Docking in light winds caused little dramas once we became attuned to the relatively little bite from the folding Yanmar propellers when going backwards – compared to the fixed ones on the 40MY sistership that I’d motored just before.

But overall, I found good manners generally throughout the handling of the Lagoon 450 S thanks to those outboard located propellers that can spin the 45-foot hull on its length – a consideration for power boaters changing to a more environmentally friendly and fun way of boating.

My Reading Room
My Reading Room
Lagoon 450 S.
Length Overall 13.96m / 45ft 10in.
Beam 7.87m.
Draft 1.30m.
Displacement (light) 15,000kg.
Sail Area 130sqm.
Engine (std) 2 x 45hp Yanmar 4JH45 (57hp option).
Fuel 2 x 520 litres.
Water 2 x 175 litres.
Berths 6 guests, 2 crew.
Design Van Peteghem-Lauriot Prévost.
Interior Nauta Design
EC Certification A: 12 ; B: 14 ; C: 20 ; D: 30.

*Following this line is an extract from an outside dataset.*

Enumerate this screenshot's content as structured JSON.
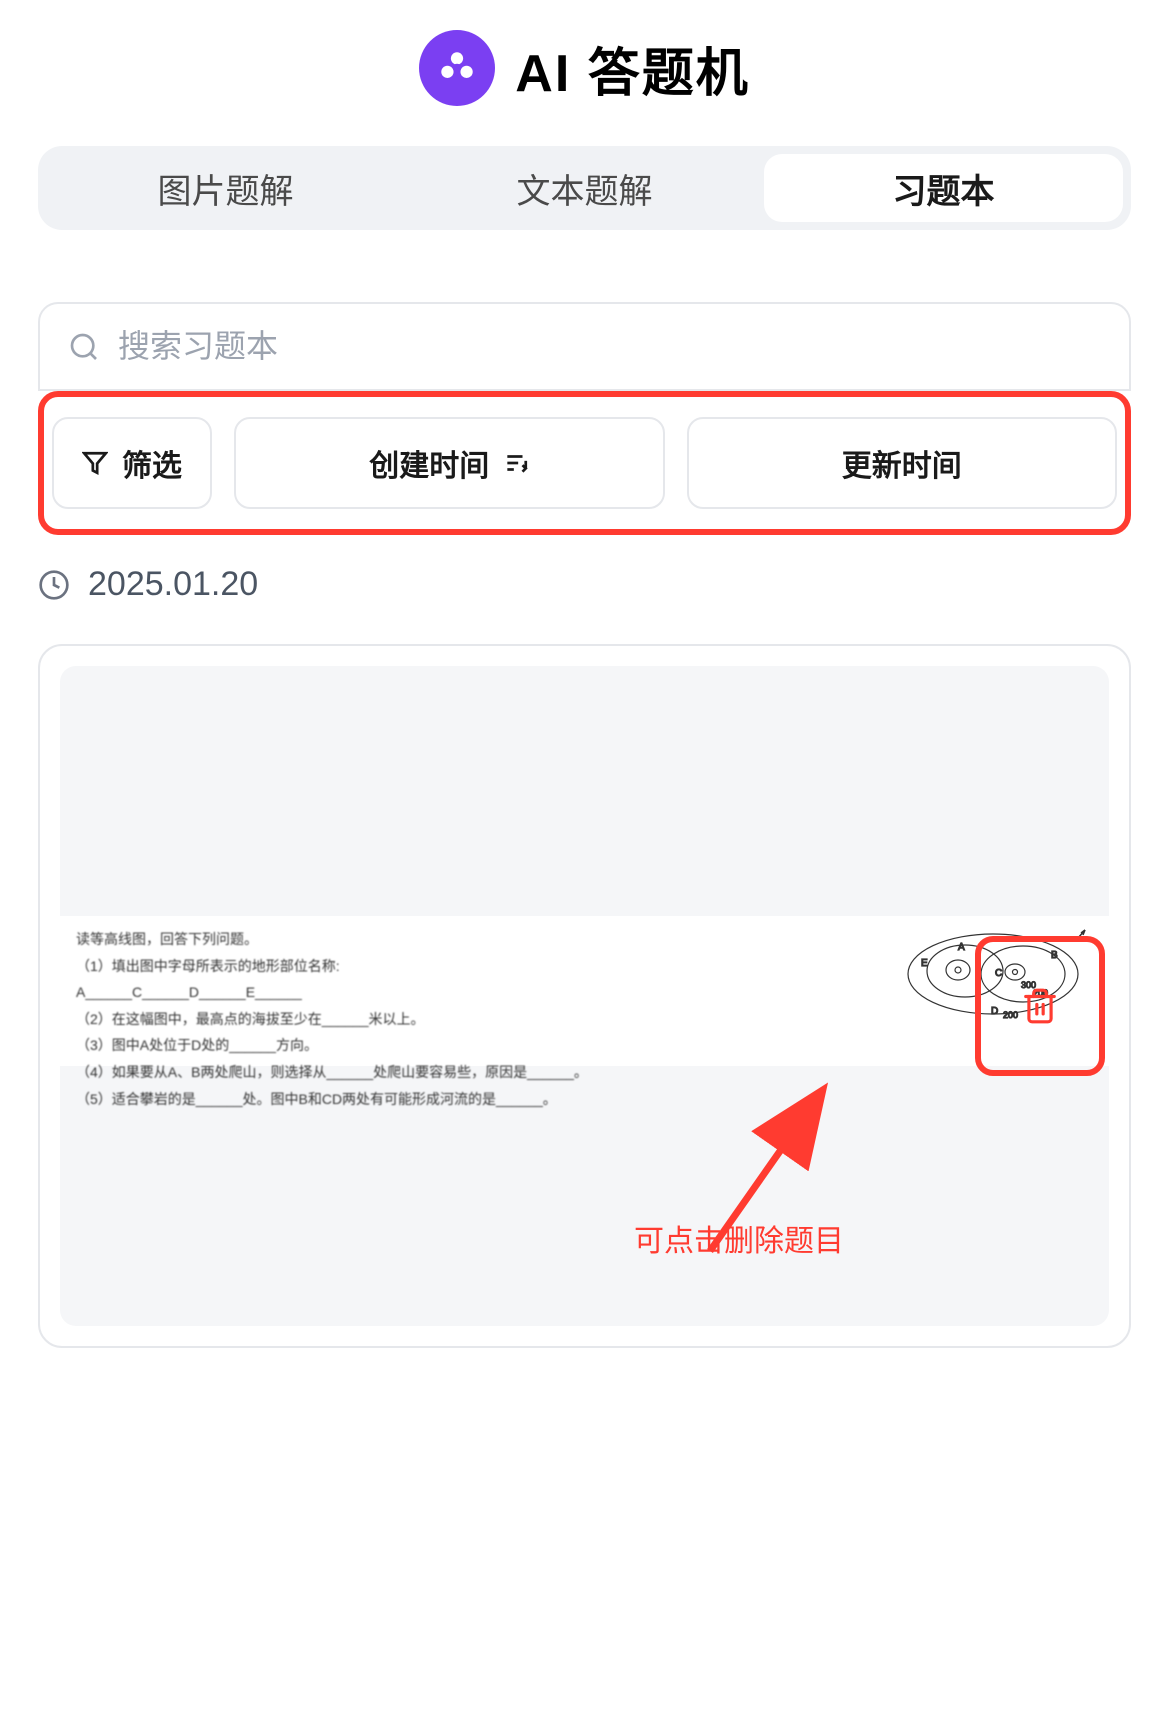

Lagoon 450 S Length Overall 13.96m / 45ft 10in Beam 7.87m Draft 1.30m Displacement (light) 15,000kg Sail Area 130sqm Engine (std) 2 x 45hp Yanmar 4JH45 (57hp option) Fuel 2 x 520 litres Water 2 x 175 litres Berths 6 guests, 2 crew Design Van Peteghem-Lauriot Prévost Interior Nauta Design EC Certification A: 12 ; B: 14 ; C: 20 ; D: 30.